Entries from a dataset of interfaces

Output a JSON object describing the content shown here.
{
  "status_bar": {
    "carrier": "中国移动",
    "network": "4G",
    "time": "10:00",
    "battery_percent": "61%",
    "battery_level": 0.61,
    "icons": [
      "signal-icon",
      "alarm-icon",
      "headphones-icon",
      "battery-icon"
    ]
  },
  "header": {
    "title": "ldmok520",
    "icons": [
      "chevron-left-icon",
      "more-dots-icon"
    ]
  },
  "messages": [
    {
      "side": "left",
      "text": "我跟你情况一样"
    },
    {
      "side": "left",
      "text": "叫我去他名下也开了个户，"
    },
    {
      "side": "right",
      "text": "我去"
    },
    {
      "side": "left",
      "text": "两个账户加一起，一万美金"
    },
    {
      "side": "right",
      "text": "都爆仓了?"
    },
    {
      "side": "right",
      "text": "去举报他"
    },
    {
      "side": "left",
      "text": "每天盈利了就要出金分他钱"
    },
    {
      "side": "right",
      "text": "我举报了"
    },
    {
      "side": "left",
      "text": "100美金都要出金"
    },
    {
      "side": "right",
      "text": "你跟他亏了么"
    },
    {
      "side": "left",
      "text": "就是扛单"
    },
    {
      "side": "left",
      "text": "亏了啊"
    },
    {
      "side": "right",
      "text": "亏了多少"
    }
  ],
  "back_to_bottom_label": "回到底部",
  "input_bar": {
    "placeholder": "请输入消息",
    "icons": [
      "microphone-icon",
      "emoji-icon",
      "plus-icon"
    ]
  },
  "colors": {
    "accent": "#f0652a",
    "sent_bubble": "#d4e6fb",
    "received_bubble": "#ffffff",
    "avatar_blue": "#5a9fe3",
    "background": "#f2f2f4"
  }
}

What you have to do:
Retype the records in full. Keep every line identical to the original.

Reply:
Output a JSON object describing the content shown here.
{
  "status_bar": {
    "carrier": "中国移动",
    "network": "4G",
    "time": "10:00",
    "battery_percent": "61%",
    "battery_level": 0.61,
    "icons": [
      "signal-icon",
      "alarm-icon",
      "headphones-icon",
      "battery-icon"
    ]
  },
  "header": {
    "title": "ldmok520",
    "icons": [
      "chevron-left-icon",
      "more-dots-icon"
    ]
  },
  "messages": [
    {
      "side": "left",
      "text": "我跟你情况一样"
    },
    {
      "side": "left",
      "text": "叫我去他名下也开了个户，"
    },
    {
      "side": "right",
      "text": "我去"
    },
    {
      "side": "left",
      "text": "两个账户加一起，一万美金"
    },
    {
      "side": "right",
      "text": "都爆仓了?"
    },
    {
      "side": "right",
      "text": "去举报他"
    },
    {
      "side": "left",
      "text": "每天盈利了就要出金分他钱"
    },
    {
      "side": "right",
      "text": "我举报了"
    },
    {
      "side": "left",
      "text": "100美金都要出金"
    },
    {
      "side": "right",
      "text": "你跟他亏了么"
    },
    {
      "side": "left",
      "text": "就是扛单"
    },
    {
      "side": "left",
      "text": "亏了啊"
    },
    {
      "side": "right",
      "text": "亏了多少"
    }
  ],
  "back_to_bottom_label": "回到底部",
  "input_bar": {
    "placeholder": "请输入消息",
    "icons": [
      "microphone-icon",
      "emoji-icon",
      "plus-icon"
    ]
  },
  "colors": {
    "accent": "#f0652a",
    "sent_bubble": "#d4e6fb",
    "received_bubble": "#ffffff",
    "avatar_blue": "#5a9fe3",
    "background": "#f2f2f4"
  }
}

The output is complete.